Michael Bosman’s new early childhood education centre came up for discussion. It has not long started taking children but is yet to have an official opening.  With shaded sand pits and safe access to the natural bush environment on his property, Michael certainly has gone to some lengths to give the children a real life experience of the outdoors. We need to support him in this enterprise which is already bringing in parents and young children from right throughout Tauranga.

The main item discussed was the Bobbie Maths programme that’s just commenced at Shirley Primary in Ōtautahi. Throughout the existence of our rōpū, promoting education has been a continuing kaupapa. This Te Waipounamu project is just a continuation of that kaupapa, likely to be the most important undertaken. The programme involved is possibly the greatest hope for turning all previously failing Māori students into successful scholars.

Designed by Rarotongan academic Dr Roberta Hunter, this te reo-friendly Bobbie Maths programme is nothing short of revolutionary in both concept and in the successful outcomes it is achieving. How else would you describe a programme that has already proved, in the right circumstances, to have given previously failing Māori primary school students a boost in maths in just one school year.  

The programme is much more than a maths intervention though. For instance it has been responsible for a decrease in bullying, an increase in politeness co-operation, oral language and confidence to give things a go. Parent knowledge and what a child learns at home becomes a support resource for the curriculum, teachers get much more effective in their teaching, te reo becomes part of the maths programme, and special needs students also learn well. Students problem solve in small groups (usually three), and when they report back to class on their solutions, they learn each other’s way of solving the problem. Class sessions are typically full of student talk, all task-related and all governed by the “rules of talk” they have been taught. In such an arrangement, there is no ability grouping, each student contributes to the solution, nobody gets left behind and teachers find out that most students can learn as well as each other.

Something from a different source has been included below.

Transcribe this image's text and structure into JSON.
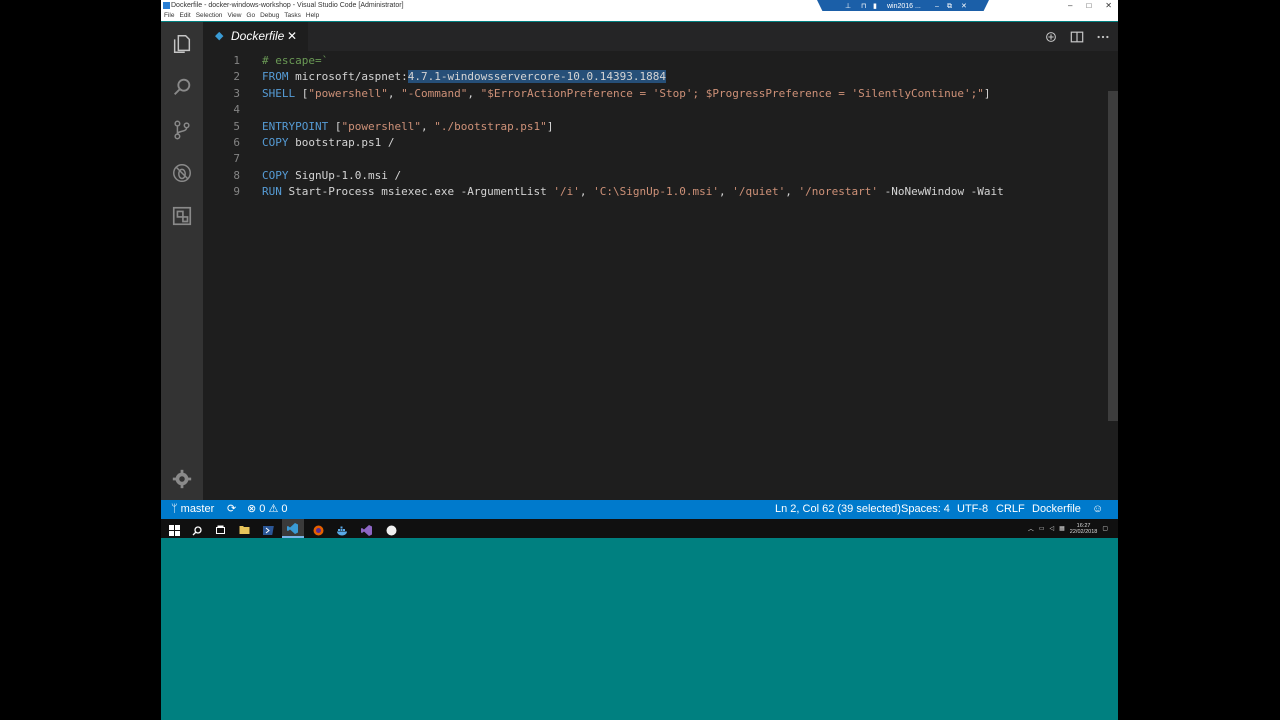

How did our rōpū become involved in a project way down in Christchurch? Long story short, we had the means, the connections and the determination to change the failure cycle. We certainly had our share of luck beginning with a meeting we were able to set up between New Zealand’s learning researcher supreme, Dr Adrienne Alton-Lee, and Tā Mark Solomon which has created the possibility that Bobbie Maths will eventually become available throughout the whole of Te Waipounamu. Our involvement has created a change in the attitude of the Ministry of Education (and we think, Government) in relation to the contribution Ngāi Tahu and philanthropic organisations might make for the betterment of educational outcomes for Māori, by working together in new ways. More specifically, it could create different and more effective ways to tackle the educational failure that has been crippling Māori development. We need to embrace this Bobbie Maths programme and pursue strongly the many possibilities it opens up.
Nā Laurie Loper

Ngāi Tahu ki Tauranga Moana Bi-monthly Hui 2016
Tauranga Boys’ College Wharenui, Sunday, 1pm
17 April (AGM), 19 June, 7 August, 16 October, 4 December (Venue and time TBA)